The Bill & Melinda Gates Foundation has announced the world’s strongest policy in support of open research and open data. If strictly enforced, it would prevent Gates-funded researchers from publishing in well-known journals such as Nature and Science.
On 20 November, the medical charity, of Seattle, Washington, announced that from January 2015, researchers it funds must make open their resulting papers and underlying data-sets immediately upon publication — and must make that research available for commercial re-use. “We believe that published research resulting from our funding should be promptly and broadly disseminated,” the foundation states. It says it will pay the necessary publication fees (which often amount to thousands of dollars per article).
The Foundation is allowing two years’ grace: until 2017, researchers may apply a 12-month delay before their articles and data are made free. At first glance, this suggests that authors may still — for now — publish in journals that do not offer immediate open-access (OA) publishing, such as Science and Nature. These journals permit researchers to archive their peer-reviewed manuscripts elsewhere online, usually after a delay of 6-12 months following publication.
“Must make open their resulting papers and underlying data-sets immediately upon publication”
Allowing a year’s delay makes the charity’s open-access policy similar to those of other medical funders, such as the Wellcome Trust or the US National Institutes of Health (NIH). But the charity’s intention to close off this option by 2017 might put pressure on paywalled journals to create an open-access publishing route.
However, the Gates Foundation’s policy has a second, more onerous twist which appears to put it directly in conflict with many non-OA journals now, rather than in 2017. Once made open, papers must be published under a license that legally allows unrestricted re-use — including for commercial purposes. This might include ‘mining’ the text with computer software to draw conclusions and mix it with other work, distributing translations of the text, or selling republished versions. In the parlance of Creative Commons, a non-profit organization based in Mountain View, California, this is the CC-BY licence (where BY indicates that credit must be given to the author of the original work).

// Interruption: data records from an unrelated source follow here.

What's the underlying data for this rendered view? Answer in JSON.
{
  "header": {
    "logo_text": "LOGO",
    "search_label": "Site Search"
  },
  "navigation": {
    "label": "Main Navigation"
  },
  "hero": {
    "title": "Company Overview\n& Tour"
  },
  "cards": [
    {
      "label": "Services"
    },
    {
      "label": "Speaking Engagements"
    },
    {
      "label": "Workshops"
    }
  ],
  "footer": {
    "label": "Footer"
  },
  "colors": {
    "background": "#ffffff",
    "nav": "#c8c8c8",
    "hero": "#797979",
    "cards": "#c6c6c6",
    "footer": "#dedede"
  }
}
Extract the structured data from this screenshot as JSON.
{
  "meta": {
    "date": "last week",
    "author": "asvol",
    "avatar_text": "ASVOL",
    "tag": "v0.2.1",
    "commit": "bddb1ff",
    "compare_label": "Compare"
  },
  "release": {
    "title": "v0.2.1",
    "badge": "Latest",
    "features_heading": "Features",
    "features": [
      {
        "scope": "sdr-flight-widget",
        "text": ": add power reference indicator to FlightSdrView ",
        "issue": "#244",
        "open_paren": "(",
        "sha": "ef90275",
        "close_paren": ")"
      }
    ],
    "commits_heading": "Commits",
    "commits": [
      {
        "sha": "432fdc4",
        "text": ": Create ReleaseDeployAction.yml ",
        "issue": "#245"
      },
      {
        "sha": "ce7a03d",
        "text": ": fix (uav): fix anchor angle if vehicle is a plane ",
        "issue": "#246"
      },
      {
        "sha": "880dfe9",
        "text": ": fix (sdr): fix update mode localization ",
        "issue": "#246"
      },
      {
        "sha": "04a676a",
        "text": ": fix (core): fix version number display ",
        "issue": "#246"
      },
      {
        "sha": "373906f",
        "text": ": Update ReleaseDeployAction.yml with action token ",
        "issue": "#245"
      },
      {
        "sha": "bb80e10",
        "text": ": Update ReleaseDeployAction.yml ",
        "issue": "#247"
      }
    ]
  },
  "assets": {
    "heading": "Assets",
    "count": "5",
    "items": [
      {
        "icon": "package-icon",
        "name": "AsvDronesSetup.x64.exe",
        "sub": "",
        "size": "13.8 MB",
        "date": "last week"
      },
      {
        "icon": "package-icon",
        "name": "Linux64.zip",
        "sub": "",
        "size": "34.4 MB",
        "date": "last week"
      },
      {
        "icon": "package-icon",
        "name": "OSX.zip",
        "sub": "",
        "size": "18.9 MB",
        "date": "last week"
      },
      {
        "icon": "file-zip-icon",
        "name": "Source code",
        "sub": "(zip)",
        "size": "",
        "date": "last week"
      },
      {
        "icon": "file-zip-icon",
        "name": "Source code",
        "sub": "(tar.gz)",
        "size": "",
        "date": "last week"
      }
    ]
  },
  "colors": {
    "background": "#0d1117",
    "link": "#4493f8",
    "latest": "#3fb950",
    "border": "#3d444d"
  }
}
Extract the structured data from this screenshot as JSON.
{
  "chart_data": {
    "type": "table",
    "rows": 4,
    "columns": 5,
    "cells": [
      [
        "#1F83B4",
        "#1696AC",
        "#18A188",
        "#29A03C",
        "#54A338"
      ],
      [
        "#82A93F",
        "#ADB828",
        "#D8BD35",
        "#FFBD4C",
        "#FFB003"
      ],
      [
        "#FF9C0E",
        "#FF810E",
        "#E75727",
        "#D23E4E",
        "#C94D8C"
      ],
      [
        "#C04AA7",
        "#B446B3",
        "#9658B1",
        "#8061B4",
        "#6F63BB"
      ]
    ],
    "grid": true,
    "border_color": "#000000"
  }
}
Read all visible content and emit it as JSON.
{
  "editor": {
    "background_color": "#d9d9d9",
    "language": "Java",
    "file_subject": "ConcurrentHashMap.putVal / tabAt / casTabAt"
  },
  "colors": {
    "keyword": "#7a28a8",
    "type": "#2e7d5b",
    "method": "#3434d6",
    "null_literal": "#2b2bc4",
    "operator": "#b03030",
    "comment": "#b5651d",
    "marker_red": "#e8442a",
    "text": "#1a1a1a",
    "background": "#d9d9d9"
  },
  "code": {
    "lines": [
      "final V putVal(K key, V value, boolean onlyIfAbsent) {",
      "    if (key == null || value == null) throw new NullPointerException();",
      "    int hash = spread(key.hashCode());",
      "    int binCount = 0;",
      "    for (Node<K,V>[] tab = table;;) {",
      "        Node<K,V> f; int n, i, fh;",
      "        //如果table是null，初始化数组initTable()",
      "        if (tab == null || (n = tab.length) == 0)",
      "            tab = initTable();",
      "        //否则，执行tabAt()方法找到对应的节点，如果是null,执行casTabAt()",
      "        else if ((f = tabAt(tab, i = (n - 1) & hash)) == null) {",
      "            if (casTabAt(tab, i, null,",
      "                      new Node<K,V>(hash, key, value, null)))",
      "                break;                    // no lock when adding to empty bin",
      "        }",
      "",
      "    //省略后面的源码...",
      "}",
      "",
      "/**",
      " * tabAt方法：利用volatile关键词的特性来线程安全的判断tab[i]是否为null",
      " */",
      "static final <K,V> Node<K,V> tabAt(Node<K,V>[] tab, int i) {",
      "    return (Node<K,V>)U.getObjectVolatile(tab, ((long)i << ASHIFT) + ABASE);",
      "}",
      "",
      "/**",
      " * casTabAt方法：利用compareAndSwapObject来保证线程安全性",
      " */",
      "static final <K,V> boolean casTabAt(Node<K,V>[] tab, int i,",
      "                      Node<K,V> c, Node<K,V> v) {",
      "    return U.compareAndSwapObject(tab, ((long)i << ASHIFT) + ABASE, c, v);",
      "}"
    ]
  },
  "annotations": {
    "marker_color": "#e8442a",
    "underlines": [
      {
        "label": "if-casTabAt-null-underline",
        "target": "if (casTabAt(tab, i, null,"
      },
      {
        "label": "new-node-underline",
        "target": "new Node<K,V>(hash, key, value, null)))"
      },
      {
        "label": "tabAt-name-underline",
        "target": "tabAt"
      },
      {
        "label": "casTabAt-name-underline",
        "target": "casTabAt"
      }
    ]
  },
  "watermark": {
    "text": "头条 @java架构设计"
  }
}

This demand goes further than any other funding agency has dared. The UK’s Wellcome Trust, for example, demands a CC-BY license when it is paying for a paper’s publication — but does not require it for the archived version of a manuscript published in a paywalled journal. Indeed, many researchers actively dislike the thought of allowing such liberal re-use of their work, surveys have suggested. But Gates Foundation spokeswoman Amy Enright says that “author-archived articles (even those made available after a 12-month delay) will need to be available after the 12 month period on terms and conditions equivalent to those in a CC-BY license.”
Most non-OA publishers do not permit authors to apply a CC-BY license to their archived, open, manuscripts. Nature, for example, states that openly archived manuscripts may not be re-used for commercial purposes. So do the American Association for the Advancement of Science, Elsevier and Wiley and many other publishers (in relation to their non-OA journals).
“It’s a major change. It would be major if publishers that didn’t previously use CC-BY start to use it, even for the subset of authors funded by the Gates Foundation. It would be major if publishers that didn’t previously allow immediate or unembargoed OA start to allow it, again even for that subset of authors. And of course it would be major if some publishers refused to publish Gates-funded authors,” says Peter Suber, director of the Office for Scholarly Communication at Harvard University in Cambridge, Massachusetts.
“You could say that Gates-funded authors can’t publish in journals that refuse to use CC-BY. Or you could say that those journals can’t publish Gates-funded authors. It may look like a stand-off but I think it’s the start of a negotiation,” Suber adds — noting that when the NIH’s policy was announced in 2008, many publishers did not want to accommodate all its terms, but now all do.
That said, the Gates Foundation does not leave as large a footprint in the research literature as the NIH. It only funded 2,802 research articles in 2012 and 2013, Enright notes; 30% of these were published in open access journals. (Much of the charity’s funding goes to development projects, rather than to research which will be published in journals).
The Gates Foundation also is not clear on how it will enforce its mandate; many researchers are still resistant to the idea of open data, for instance. (And most open access mandates are not in fact strictly enforced; only recently have the NIH and the Wellcome Trust begun to crack down). But Enright says the charity will be tracking what happens and will write to non-compliant researchers if needs be. “We believe that the foundation’s Open Access Policy is in alignment with current practice and trends in research funded in the public interest. Hence, we expect that the policy will be readily understood, adopted and complied with by the researchers we fund,” she says.